> DATA SUPPLIED
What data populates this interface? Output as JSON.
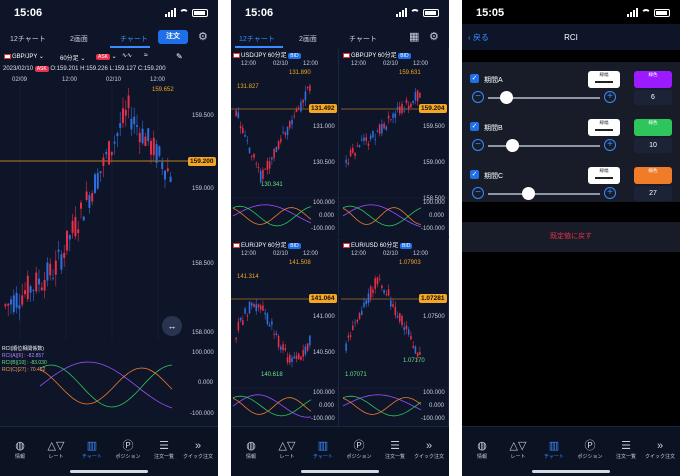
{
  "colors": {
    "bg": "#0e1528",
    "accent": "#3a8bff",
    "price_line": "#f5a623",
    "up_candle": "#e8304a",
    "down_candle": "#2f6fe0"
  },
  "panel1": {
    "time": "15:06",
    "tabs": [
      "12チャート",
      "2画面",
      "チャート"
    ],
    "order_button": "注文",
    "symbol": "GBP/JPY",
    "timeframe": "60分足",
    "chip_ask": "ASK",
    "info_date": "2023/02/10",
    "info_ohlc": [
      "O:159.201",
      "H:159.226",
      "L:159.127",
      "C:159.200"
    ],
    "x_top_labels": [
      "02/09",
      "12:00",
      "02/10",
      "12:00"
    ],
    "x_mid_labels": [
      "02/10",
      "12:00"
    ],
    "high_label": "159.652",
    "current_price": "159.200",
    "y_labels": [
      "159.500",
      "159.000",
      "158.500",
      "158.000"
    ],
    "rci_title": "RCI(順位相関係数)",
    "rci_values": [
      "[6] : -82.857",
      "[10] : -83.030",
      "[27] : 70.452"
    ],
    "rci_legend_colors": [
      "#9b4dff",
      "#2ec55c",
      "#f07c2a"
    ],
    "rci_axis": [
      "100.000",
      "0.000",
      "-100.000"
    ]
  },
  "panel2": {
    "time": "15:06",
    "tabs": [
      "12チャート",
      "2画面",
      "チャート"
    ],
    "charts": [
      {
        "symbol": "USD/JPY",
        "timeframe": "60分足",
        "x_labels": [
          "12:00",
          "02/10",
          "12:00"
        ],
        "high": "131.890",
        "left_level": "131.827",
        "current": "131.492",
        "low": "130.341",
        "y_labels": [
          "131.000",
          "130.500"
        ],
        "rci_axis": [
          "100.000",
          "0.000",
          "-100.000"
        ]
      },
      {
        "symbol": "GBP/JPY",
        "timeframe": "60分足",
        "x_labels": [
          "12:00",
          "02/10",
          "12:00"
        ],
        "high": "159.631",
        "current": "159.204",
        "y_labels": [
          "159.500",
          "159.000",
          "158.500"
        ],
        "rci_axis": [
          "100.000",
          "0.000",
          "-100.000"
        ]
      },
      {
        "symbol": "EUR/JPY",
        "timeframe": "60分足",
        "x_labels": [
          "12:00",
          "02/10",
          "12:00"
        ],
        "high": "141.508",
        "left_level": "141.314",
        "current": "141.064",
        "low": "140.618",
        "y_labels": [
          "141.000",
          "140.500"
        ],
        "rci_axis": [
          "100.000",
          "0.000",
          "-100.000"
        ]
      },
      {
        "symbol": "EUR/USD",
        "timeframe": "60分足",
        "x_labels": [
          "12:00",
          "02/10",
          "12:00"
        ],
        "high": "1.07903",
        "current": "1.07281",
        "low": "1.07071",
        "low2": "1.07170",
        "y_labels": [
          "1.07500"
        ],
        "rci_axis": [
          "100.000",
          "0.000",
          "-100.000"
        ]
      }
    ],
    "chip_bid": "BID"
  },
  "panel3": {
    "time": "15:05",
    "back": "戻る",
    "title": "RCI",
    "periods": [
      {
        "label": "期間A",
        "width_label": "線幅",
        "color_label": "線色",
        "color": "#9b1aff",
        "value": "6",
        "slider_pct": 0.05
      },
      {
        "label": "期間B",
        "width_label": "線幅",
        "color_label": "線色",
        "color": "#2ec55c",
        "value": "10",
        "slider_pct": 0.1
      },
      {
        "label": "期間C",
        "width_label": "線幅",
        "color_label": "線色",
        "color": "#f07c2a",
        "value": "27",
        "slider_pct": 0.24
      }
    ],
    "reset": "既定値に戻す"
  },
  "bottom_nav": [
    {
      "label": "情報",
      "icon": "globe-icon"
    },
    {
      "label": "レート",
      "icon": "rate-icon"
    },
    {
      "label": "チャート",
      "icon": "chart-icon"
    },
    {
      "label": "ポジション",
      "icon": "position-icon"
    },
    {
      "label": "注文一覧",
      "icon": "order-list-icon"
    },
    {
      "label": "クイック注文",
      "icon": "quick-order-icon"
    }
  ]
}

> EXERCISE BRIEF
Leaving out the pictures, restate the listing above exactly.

> EXERCISE ANSWER
What data populates this interface? Output as JSON.
{
  "colors": {
    "bg": "#0e1528",
    "accent": "#3a8bff",
    "price_line": "#f5a623",
    "up_candle": "#e8304a",
    "down_candle": "#2f6fe0"
  },
  "panel1": {
    "time": "15:06",
    "tabs": [
      "12チャート",
      "2画面",
      "チャート"
    ],
    "order_button": "注文",
    "symbol": "GBP/JPY",
    "timeframe": "60分足",
    "chip_ask": "ASK",
    "info_date": "2023/02/10",
    "info_ohlc": [
      "O:159.201",
      "H:159.226",
      "L:159.127",
      "C:159.200"
    ],
    "x_top_labels": [
      "02/09",
      "12:00",
      "02/10",
      "12:00"
    ],
    "x_mid_labels": [
      "02/10",
      "12:00"
    ],
    "high_label": "159.652",
    "current_price": "159.200",
    "y_labels": [
      "159.500",
      "159.000",
      "158.500",
      "158.000"
    ],
    "rci_title": "RCI(順位相関係数)",
    "rci_values": [
      "[6] : -82.857",
      "[10] : -83.030",
      "[27] : 70.452"
    ],
    "rci_legend_colors": [
      "#9b4dff",
      "#2ec55c",
      "#f07c2a"
    ],
    "rci_axis": [
      "100.000",
      "0.000",
      "-100.000"
    ]
  },
  "panel2": {
    "time": "15:06",
    "tabs": [
      "12チャート",
      "2画面",
      "チャート"
    ],
    "charts": [
      {
        "symbol": "USD/JPY",
        "timeframe": "60分足",
        "x_labels": [
          "12:00",
          "02/10",
          "12:00"
        ],
        "high": "131.890",
        "left_level": "131.827",
        "current": "131.492",
        "low": "130.341",
        "y_labels": [
          "131.000",
          "130.500"
        ],
        "rci_axis": [
          "100.000",
          "0.000",
          "-100.000"
        ]
      },
      {
        "symbol": "GBP/JPY",
        "timeframe": "60分足",
        "x_labels": [
          "12:00",
          "02/10",
          "12:00"
        ],
        "high": "159.631",
        "current": "159.204",
        "y_labels": [
          "159.500",
          "159.000",
          "158.500"
        ],
        "rci_axis": [
          "100.000",
          "0.000",
          "-100.000"
        ]
      },
      {
        "symbol": "EUR/JPY",
        "timeframe": "60分足",
        "x_labels": [
          "12:00",
          "02/10",
          "12:00"
        ],
        "high": "141.508",
        "left_level": "141.314",
        "current": "141.064",
        "low": "140.618",
        "y_labels": [
          "141.000",
          "140.500"
        ],
        "rci_axis": [
          "100.000",
          "0.000",
          "-100.000"
        ]
      },
      {
        "symbol": "EUR/USD",
        "timeframe": "60分足",
        "x_labels": [
          "12:00",
          "02/10",
          "12:00"
        ],
        "high": "1.07903",
        "current": "1.07281",
        "low": "1.07071",
        "low2": "1.07170",
        "y_labels": [
          "1.07500"
        ],
        "rci_axis": [
          "100.000",
          "0.000",
          "-100.000"
        ]
      }
    ],
    "chip_bid": "BID"
  },
  "panel3": {
    "time": "15:05",
    "back": "戻る",
    "title": "RCI",
    "periods": [
      {
        "label": "期間A",
        "width_label": "線幅",
        "color_label": "線色",
        "color": "#9b1aff",
        "value": "6",
        "slider_pct": 0.05
      },
      {
        "label": "期間B",
        "width_label": "線幅",
        "color_label": "線色",
        "color": "#2ec55c",
        "value": "10",
        "slider_pct": 0.1
      },
      {
        "label": "期間C",
        "width_label": "線幅",
        "color_label": "線色",
        "color": "#f07c2a",
        "value": "27",
        "slider_pct": 0.24
      }
    ],
    "reset": "既定値に戻す"
  },
  "bottom_nav": [
    {
      "label": "情報",
      "icon": "globe-icon"
    },
    {
      "label": "レート",
      "icon": "rate-icon"
    },
    {
      "label": "チャート",
      "icon": "chart-icon"
    },
    {
      "label": "ポジション",
      "icon": "position-icon"
    },
    {
      "label": "注文一覧",
      "icon": "order-list-icon"
    },
    {
      "label": "クイック注文",
      "icon": "quick-order-icon"
    }
  ]
}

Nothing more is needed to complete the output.